In this data, count the lines in which "Información" appears and give only that number.
....................
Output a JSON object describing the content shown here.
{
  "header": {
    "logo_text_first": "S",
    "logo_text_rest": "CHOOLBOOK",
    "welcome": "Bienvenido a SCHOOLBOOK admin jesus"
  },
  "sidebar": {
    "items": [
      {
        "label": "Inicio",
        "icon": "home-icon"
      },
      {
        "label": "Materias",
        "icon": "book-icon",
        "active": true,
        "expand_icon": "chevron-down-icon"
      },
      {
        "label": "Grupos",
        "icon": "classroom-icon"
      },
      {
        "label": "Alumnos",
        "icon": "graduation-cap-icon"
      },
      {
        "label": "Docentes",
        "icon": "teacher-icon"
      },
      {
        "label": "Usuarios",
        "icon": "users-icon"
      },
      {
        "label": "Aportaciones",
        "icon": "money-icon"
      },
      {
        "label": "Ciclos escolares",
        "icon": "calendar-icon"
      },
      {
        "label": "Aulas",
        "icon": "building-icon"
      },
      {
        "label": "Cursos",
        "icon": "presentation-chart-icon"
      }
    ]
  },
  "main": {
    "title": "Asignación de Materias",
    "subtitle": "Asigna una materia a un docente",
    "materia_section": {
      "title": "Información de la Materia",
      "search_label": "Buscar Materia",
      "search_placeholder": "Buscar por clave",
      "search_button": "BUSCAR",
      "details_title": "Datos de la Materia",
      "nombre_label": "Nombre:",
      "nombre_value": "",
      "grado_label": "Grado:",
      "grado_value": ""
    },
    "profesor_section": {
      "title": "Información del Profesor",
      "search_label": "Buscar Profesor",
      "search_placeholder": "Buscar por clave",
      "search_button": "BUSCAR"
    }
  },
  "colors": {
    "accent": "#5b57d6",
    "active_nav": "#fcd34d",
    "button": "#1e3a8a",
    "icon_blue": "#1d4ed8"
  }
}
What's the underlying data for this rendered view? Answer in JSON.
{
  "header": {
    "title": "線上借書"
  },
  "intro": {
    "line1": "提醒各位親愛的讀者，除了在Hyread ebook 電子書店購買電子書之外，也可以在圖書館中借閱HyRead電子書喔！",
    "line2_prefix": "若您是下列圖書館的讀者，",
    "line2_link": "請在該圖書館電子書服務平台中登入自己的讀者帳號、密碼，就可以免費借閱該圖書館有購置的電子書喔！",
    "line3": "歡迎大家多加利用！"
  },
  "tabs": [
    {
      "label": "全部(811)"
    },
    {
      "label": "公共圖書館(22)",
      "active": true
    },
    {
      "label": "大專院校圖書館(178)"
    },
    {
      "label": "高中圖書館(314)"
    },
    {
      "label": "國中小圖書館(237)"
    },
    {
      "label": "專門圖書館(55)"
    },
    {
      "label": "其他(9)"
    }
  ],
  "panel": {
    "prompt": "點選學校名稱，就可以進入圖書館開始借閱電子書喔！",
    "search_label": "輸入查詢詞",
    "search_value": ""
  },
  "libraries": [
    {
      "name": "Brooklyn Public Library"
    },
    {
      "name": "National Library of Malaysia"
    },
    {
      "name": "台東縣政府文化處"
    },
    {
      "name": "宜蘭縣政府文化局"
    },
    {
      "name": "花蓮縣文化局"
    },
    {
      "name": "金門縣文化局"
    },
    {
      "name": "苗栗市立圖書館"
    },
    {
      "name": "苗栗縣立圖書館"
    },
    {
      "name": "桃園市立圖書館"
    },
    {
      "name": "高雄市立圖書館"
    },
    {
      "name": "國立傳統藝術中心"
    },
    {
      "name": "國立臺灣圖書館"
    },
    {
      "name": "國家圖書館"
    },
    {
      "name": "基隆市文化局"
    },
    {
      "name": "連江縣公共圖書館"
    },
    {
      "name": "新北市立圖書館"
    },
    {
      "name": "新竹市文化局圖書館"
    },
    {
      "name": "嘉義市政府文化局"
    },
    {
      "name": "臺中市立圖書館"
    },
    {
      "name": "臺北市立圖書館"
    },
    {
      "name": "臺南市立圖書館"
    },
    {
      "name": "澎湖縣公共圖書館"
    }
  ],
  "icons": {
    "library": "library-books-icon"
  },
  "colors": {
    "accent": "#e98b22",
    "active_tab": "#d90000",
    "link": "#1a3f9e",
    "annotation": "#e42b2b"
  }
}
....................
[EXPECTED OUTPUT]
2